A bunch of misfit heroes are assigned to protect Prairie City from aliens, terrorists and whatever else may pose a threat – a sort of multi-purpose Justice League/Torchwood/Men in Black – in Marshall Edwards’ new independent series.
While their powers may not be overly original (telekinesis, highly trained super-soldier, etc), what is original is how they treat the fact that they have powers. An alien overcomes his hatred for the humans to fight alongside them, causing him to be considered a traitor amongst his kind, a masked woman who refuses to reveal her mysterious past, and a psychic who complains about his salary: the capacity for ass-kicking is exceeded only by their ability to piss each other off.
While Erick Adrian Marquez’s artwork is generally fine, one area of criticism are his faces, which generally look bland and indistinguishable, and do little to let you glimpse the characters’ feelings or emotions. And getting to know the characters will certainly be important when we have such a large cast to get to know; so large, in fact, that many of the background details on the world, such as how it can to be populated by aliens in addition to humans, or how people developed superpowers, are sidelined or only briefly touched upon.
Anyway, the plot goes something like this: a team of super-powered individuals is established to serve as a “stable, ethical solution to super crime” after private security teams killed innocent civilians, mistakenly believing them to be the enemy. The downside to this team, however, is that they can’t put aside their differences with one another and work together effectively (although in later issues they will no doubt manage to do so in deference to a greater threat).
One interesting theme touched upon in the issue is the question of why people would choose to be superheroes in the first place.

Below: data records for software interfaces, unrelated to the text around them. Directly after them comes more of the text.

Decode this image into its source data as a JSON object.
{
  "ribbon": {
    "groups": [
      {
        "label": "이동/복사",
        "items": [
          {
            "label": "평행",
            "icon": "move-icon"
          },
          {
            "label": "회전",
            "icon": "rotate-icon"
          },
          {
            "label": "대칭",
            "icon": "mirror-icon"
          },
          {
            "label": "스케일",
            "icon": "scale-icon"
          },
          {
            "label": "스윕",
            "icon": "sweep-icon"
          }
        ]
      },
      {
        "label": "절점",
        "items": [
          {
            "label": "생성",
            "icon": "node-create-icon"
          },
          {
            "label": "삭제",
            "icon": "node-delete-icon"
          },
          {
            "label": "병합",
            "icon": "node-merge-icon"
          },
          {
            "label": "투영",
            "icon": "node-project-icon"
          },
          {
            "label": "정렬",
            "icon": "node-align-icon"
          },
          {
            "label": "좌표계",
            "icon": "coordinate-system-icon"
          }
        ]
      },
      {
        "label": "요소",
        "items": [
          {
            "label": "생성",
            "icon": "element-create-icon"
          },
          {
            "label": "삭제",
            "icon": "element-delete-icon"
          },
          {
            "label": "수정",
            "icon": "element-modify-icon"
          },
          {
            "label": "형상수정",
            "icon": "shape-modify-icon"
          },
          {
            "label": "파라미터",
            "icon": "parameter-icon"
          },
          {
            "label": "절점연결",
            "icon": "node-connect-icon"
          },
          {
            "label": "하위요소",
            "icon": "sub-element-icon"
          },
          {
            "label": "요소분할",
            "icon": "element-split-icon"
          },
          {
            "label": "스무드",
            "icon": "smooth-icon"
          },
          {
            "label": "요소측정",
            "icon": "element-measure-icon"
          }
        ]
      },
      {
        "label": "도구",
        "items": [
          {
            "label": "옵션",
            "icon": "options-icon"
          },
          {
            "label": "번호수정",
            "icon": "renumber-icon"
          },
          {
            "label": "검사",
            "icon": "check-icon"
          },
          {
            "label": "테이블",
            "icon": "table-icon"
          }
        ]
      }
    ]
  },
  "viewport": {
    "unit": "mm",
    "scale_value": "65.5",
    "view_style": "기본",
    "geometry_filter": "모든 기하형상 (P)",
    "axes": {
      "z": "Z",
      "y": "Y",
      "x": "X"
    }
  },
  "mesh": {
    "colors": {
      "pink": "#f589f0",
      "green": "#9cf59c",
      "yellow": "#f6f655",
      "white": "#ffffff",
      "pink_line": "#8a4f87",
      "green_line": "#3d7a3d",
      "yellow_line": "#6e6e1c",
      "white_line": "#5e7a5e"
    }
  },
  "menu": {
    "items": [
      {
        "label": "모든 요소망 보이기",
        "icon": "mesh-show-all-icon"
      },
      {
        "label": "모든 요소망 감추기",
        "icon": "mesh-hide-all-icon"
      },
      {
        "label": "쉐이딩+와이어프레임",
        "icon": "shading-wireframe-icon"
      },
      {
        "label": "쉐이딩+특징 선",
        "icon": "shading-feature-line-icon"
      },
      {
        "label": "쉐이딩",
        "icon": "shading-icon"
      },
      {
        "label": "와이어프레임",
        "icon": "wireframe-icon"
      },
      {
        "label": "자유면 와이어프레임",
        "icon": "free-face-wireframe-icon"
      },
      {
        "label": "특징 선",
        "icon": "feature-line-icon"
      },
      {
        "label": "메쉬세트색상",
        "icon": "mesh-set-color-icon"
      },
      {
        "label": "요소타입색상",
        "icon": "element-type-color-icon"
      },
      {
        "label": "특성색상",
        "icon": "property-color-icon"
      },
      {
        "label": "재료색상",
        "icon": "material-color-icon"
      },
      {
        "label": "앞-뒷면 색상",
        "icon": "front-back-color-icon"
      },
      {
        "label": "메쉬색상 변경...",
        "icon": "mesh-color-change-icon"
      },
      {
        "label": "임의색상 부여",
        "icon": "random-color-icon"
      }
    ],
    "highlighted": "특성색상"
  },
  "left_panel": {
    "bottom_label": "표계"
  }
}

Do they do it so that they can save people’s lives, thus allowing them to feel as though they are morally and ethically flawless, or do they do it for the fame and glory that it will bring them? As Andre, a man with a super powered voice, is told, he cannot be a hero, but he can be a star. So if superheroes really did appear in the world, after the instant excitement and hysteria died down, what would the long-time consequences be?
The fact that PCR #1 acknowledges this, at least, puts it a step above many other similar titles on the market, and, despite its shortcomings, we may have the start of a great series on our hands.